[Dataset rows describing interfaces]
━━━━━━━━━━
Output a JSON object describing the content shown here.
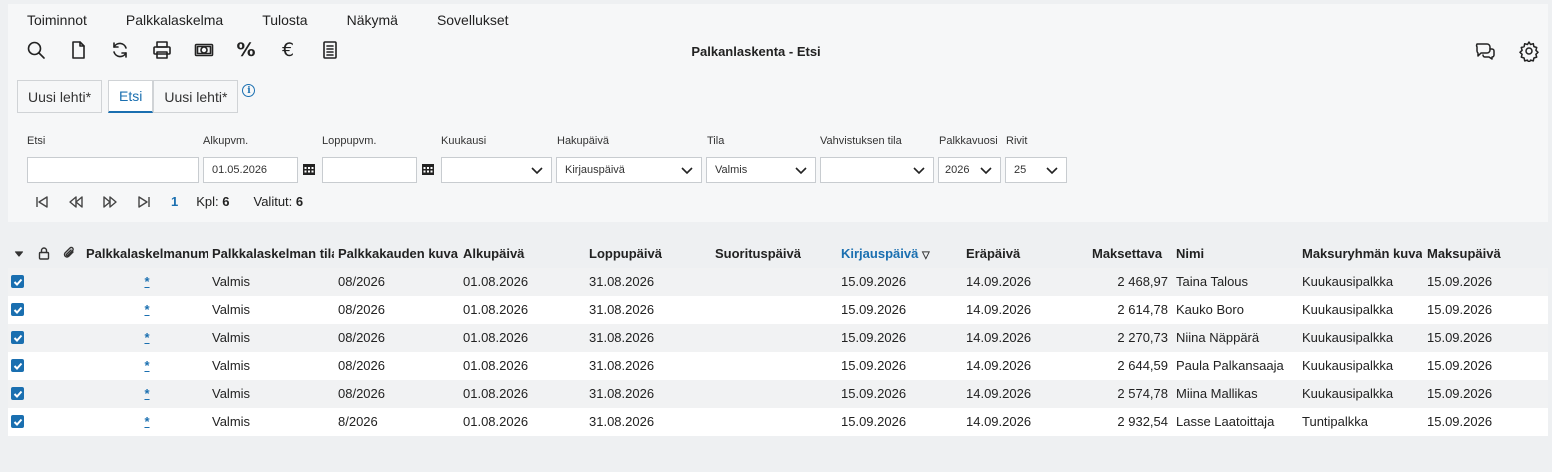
{
  "menu": [
    "Toiminnot",
    "Palkkalaskelma",
    "Tulosta",
    "Näkymä",
    "Sovellukset"
  ],
  "toolbar_icons": [
    "search-icon",
    "new-document-icon",
    "refresh-icon",
    "print-icon",
    "money-icon",
    "percent-icon",
    "euro-icon",
    "report-icon"
  ],
  "title": "Palkanlaskenta - Etsi",
  "tabs": [
    "Uusi lehti*",
    "Etsi",
    "Uusi lehti*"
  ],
  "active_tab": 1,
  "filters": {
    "etsi": {
      "label": "Etsi",
      "value": ""
    },
    "alkupvm": {
      "label": "Alkupvm.",
      "value": "01.05.2026"
    },
    "loppupvm": {
      "label": "Loppupvm.",
      "value": ""
    },
    "kuukausi": {
      "label": "Kuukausi",
      "value": ""
    },
    "hakupaiva": {
      "label": "Hakupäivä",
      "value": "Kirjauspäivä"
    },
    "tila": {
      "label": "Tila",
      "value": "Valmis"
    },
    "vahvistuksen_tila": {
      "label": "Vahvistuksen tila",
      "value": ""
    },
    "palkkavuosi": {
      "label": "Palkkavuosi",
      "value": "2026"
    },
    "rivit": {
      "label": "Rivit",
      "value": "25"
    }
  },
  "pager": {
    "page": "1",
    "kpl_label": "Kpl:",
    "kpl": "6",
    "valitut_label": "Valitut:",
    "valitut": "6"
  },
  "columns": [
    "Palkkalaskelmanumero",
    "Palkkalaskelman tila",
    "Palkkakauden kuvaus",
    "Alkupäivä",
    "Loppupäivä",
    "Suorituspäivä",
    "Kirjauspäivä",
    "Eräpäivä",
    "Maksettava",
    "Nimi",
    "Maksuryhmän kuvaus",
    "Maksupäivä"
  ],
  "sorted_column": "Kirjauspäivä",
  "rows": [
    {
      "nro": "*",
      "tila": "Valmis",
      "kausi": "08/2026",
      "alku": "01.08.2026",
      "loppu": "31.08.2026",
      "suoritus": "",
      "kirjaus": "15.09.2026",
      "era": "14.09.2026",
      "maksettava": "2 468,97",
      "nimi": "Taina Talous",
      "ryhma": "Kuukausipalkka",
      "maksu": "15.09.2026"
    },
    {
      "nro": "*",
      "tila": "Valmis",
      "kausi": "08/2026",
      "alku": "01.08.2026",
      "loppu": "31.08.2026",
      "suoritus": "",
      "kirjaus": "15.09.2026",
      "era": "14.09.2026",
      "maksettava": "2 614,78",
      "nimi": "Kauko Boro",
      "ryhma": "Kuukausipalkka",
      "maksu": "15.09.2026"
    },
    {
      "nro": "*",
      "tila": "Valmis",
      "kausi": "08/2026",
      "alku": "01.08.2026",
      "loppu": "31.08.2026",
      "suoritus": "",
      "kirjaus": "15.09.2026",
      "era": "14.09.2026",
      "maksettava": "2 270,73",
      "nimi": "Niina Näppärä",
      "ryhma": "Kuukausipalkka",
      "maksu": "15.09.2026"
    },
    {
      "nro": "*",
      "tila": "Valmis",
      "kausi": "08/2026",
      "alku": "01.08.2026",
      "loppu": "31.08.2026",
      "suoritus": "",
      "kirjaus": "15.09.2026",
      "era": "14.09.2026",
      "maksettava": "2 644,59",
      "nimi": "Paula Palkansaaja",
      "ryhma": "Kuukausipalkka",
      "maksu": "15.09.2026"
    },
    {
      "nro": "*",
      "tila": "Valmis",
      "kausi": "08/2026",
      "alku": "01.08.2026",
      "loppu": "31.08.2026",
      "suoritus": "",
      "kirjaus": "15.09.2026",
      "era": "14.09.2026",
      "maksettava": "2 574,78",
      "nimi": "Miina Mallikas",
      "ryhma": "Kuukausipalkka",
      "maksu": "15.09.2026"
    },
    {
      "nro": "*",
      "tila": "Valmis",
      "kausi": "8/2026",
      "alku": "01.08.2026",
      "loppu": "31.08.2026",
      "suoritus": "",
      "kirjaus": "15.09.2026",
      "era": "14.09.2026",
      "maksettava": "2 932,54",
      "nimi": "Lasse Laatoittaja",
      "ryhma": "Tuntipalkka",
      "maksu": "15.09.2026"
    }
  ],
  "accent_color": "#1a6fb0"
}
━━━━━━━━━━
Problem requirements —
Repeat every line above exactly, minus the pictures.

Solution to this problem —
Output a JSON object describing the content shown here.
{
  "menu": [
    "Toiminnot",
    "Palkkalaskelma",
    "Tulosta",
    "Näkymä",
    "Sovellukset"
  ],
  "toolbar_icons": [
    "search-icon",
    "new-document-icon",
    "refresh-icon",
    "print-icon",
    "money-icon",
    "percent-icon",
    "euro-icon",
    "report-icon"
  ],
  "title": "Palkanlaskenta - Etsi",
  "tabs": [
    "Uusi lehti*",
    "Etsi",
    "Uusi lehti*"
  ],
  "active_tab": 1,
  "filters": {
    "etsi": {
      "label": "Etsi",
      "value": ""
    },
    "alkupvm": {
      "label": "Alkupvm.",
      "value": "01.05.2026"
    },
    "loppupvm": {
      "label": "Loppupvm.",
      "value": ""
    },
    "kuukausi": {
      "label": "Kuukausi",
      "value": ""
    },
    "hakupaiva": {
      "label": "Hakupäivä",
      "value": "Kirjauspäivä"
    },
    "tila": {
      "label": "Tila",
      "value": "Valmis"
    },
    "vahvistuksen_tila": {
      "label": "Vahvistuksen tila",
      "value": ""
    },
    "palkkavuosi": {
      "label": "Palkkavuosi",
      "value": "2026"
    },
    "rivit": {
      "label": "Rivit",
      "value": "25"
    }
  },
  "pager": {
    "page": "1",
    "kpl_label": "Kpl:",
    "kpl": "6",
    "valitut_label": "Valitut:",
    "valitut": "6"
  },
  "columns": [
    "Palkkalaskelmanumero",
    "Palkkalaskelman tila",
    "Palkkakauden kuvaus",
    "Alkupäivä",
    "Loppupäivä",
    "Suorituspäivä",
    "Kirjauspäivä",
    "Eräpäivä",
    "Maksettava",
    "Nimi",
    "Maksuryhmän kuvaus",
    "Maksupäivä"
  ],
  "sorted_column": "Kirjauspäivä",
  "rows": [
    {
      "nro": "*",
      "tila": "Valmis",
      "kausi": "08/2026",
      "alku": "01.08.2026",
      "loppu": "31.08.2026",
      "suoritus": "",
      "kirjaus": "15.09.2026",
      "era": "14.09.2026",
      "maksettava": "2 468,97",
      "nimi": "Taina Talous",
      "ryhma": "Kuukausipalkka",
      "maksu": "15.09.2026"
    },
    {
      "nro": "*",
      "tila": "Valmis",
      "kausi": "08/2026",
      "alku": "01.08.2026",
      "loppu": "31.08.2026",
      "suoritus": "",
      "kirjaus": "15.09.2026",
      "era": "14.09.2026",
      "maksettava": "2 614,78",
      "nimi": "Kauko Boro",
      "ryhma": "Kuukausipalkka",
      "maksu": "15.09.2026"
    },
    {
      "nro": "*",
      "tila": "Valmis",
      "kausi": "08/2026",
      "alku": "01.08.2026",
      "loppu": "31.08.2026",
      "suoritus": "",
      "kirjaus": "15.09.2026",
      "era": "14.09.2026",
      "maksettava": "2 270,73",
      "nimi": "Niina Näppärä",
      "ryhma": "Kuukausipalkka",
      "maksu": "15.09.2026"
    },
    {
      "nro": "*",
      "tila": "Valmis",
      "kausi": "08/2026",
      "alku": "01.08.2026",
      "loppu": "31.08.2026",
      "suoritus": "",
      "kirjaus": "15.09.2026",
      "era": "14.09.2026",
      "maksettava": "2 644,59",
      "nimi": "Paula Palkansaaja",
      "ryhma": "Kuukausipalkka",
      "maksu": "15.09.2026"
    },
    {
      "nro": "*",
      "tila": "Valmis",
      "kausi": "08/2026",
      "alku": "01.08.2026",
      "loppu": "31.08.2026",
      "suoritus": "",
      "kirjaus": "15.09.2026",
      "era": "14.09.2026",
      "maksettava": "2 574,78",
      "nimi": "Miina Mallikas",
      "ryhma": "Kuukausipalkka",
      "maksu": "15.09.2026"
    },
    {
      "nro": "*",
      "tila": "Valmis",
      "kausi": "8/2026",
      "alku": "01.08.2026",
      "loppu": "31.08.2026",
      "suoritus": "",
      "kirjaus": "15.09.2026",
      "era": "14.09.2026",
      "maksettava": "2 932,54",
      "nimi": "Lasse Laatoittaja",
      "ryhma": "Tuntipalkka",
      "maksu": "15.09.2026"
    }
  ],
  "accent_color": "#1a6fb0"
}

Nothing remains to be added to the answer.